I attended the third Zero Suicide Alliance Conference on 22 January 2020, which had a theme of Artificial Intelligence and Data in Suicide Prevention. I was asked to give the first plenary Keynote Talk, which was titled: Using Data Science to Understand Suicidality and Self-harm.
I discussed how the risk assessment of suicidality is a time-consuming but inaccurate activity for mental health services internationally.
In the last 50 years a large number of tools have been designed for suicide risk assessment, and tested in a wide variety of populations, but studies show that these tools suffer from low predictive values.
More recently, advances in research fields such as machine learning and natural language processing applied on large datasets have shown promising results for healthcare, and may enable an important shift in advancing precision medicine.

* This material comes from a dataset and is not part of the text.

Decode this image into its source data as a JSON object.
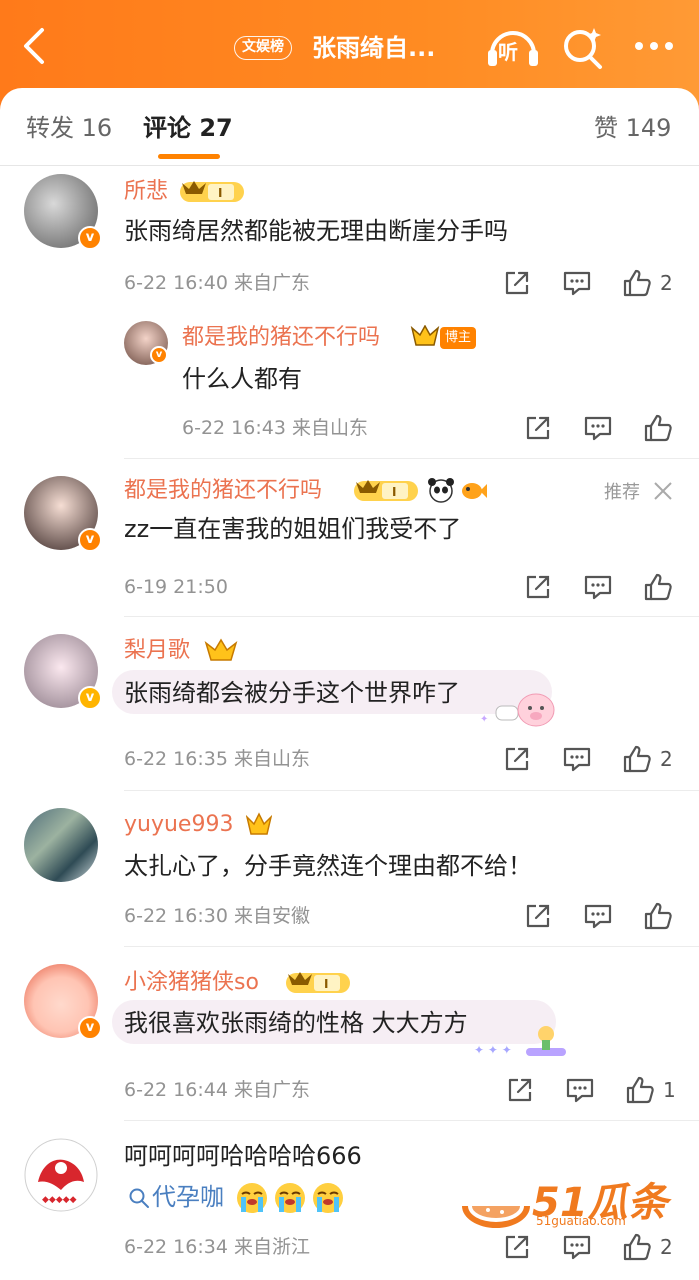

I discussed how data science is being used for identification of suicidality and self-harm, using as examples the work we are doing using the Clinical Record Interactive Search (CRIS) system which was developed for use within the NIHR Maudsley Biomedical Research Centre (BRC) but is now also used in other trusts. In our case it provides authorised researchers with regulated, secure access to anonymised information extracted from the South London and Maudsley NHS Foundation Trust electronic clinical records system and enables us to study much richer data in fine-grained detail.
I provided a perspective on the strengths and weaknesses of such approaches to mental health-related data, and suggested research directions to enable improvement in clinical practice.
If you want to catch up on the social media for the day of the conference you can do so by looking up the hashtag #ZSAconf20 run by Andre Tomlin and Vanessa Garrity.